The University Board of Regents approved on Sept. 15 the building of a new dining center adjoining Mosher-Jordan Residence Hall, which would also service Stockwell, Alice Lloyd and Couzens residence halls on the Hill. In addition to the dining center, Mosher-Jordan will also undergo several internal renovations to replace outdated infrastructure and improve climate control. These initiatives are a good start, but the University needs to go further to make residential life better.
Overall, the new cafeteria will greatly improve the quality of residential dining. In addition to having a larger variety of foods to choose from during a single meal, students will be able to watch their food prepared in front of them. The cafeteria also brings with it the creation of several multipurpose areas. Old cafeterias will be converted into living and studying areas, and the new dining facility will include a second-floor emporium serving as a lounge/study area. The University has made a wise choice in creating these multipurpose areas and should expand on this idea. In recent years, the University has converted many floor lounges in residence halls into rooms to ameliorate the housing shortage caused by large incoming classes. This trend needs to be reversed, and more student-friendly areas should be created.
The additional construction required for this project should also be approached with sensitivity toward students. The Hill area has been perpetually under construction for the past several years. Students who are supposed to live in Mosher-Jordan will be moved to other areas for at least two years. These students, predominantly freshman, should be given help in adjusting to life under these conditions.
The new cafeteria will also be built close to Palmer Field, and the construction of the new dining facility should avoid any major disruptions. Updated and adequate facilities should not come at the expense of recreational space.
The administration should also apply its renovation plans for Mosher-Jordan to the rest of the University’s generally outdated residence halls. University dorms are old – the newest dorm, Bursley Residence Hall, was built almost 40 years ago. A concerted effort should be made to upgrade and modernize these older buildings – many dorm rooms don’t even have running water.
Along with renovating current dorms, more new dorms should be built. Finding housing in Ann Arbor should not be a problem for University students, and the University should be able to provide housing for all students who wish to live on campus.

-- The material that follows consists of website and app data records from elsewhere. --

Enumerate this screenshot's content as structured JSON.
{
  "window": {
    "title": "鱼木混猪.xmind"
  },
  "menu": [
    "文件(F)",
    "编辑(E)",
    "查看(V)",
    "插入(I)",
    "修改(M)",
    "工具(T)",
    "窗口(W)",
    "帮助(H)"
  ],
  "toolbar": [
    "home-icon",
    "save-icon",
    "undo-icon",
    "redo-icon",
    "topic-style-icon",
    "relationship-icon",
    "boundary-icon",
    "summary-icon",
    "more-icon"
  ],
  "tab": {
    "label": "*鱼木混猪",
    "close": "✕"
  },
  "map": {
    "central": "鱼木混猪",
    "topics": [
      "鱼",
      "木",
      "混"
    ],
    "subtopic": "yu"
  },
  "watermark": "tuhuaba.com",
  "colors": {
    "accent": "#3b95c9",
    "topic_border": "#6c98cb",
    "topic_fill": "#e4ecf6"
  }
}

If a student wants to live in a residence hall for four years, he should be able to do so.
The new cafeteria project represents an encouraging step toward improving residential life, but it can’t be used as an excuse to avoid further progress.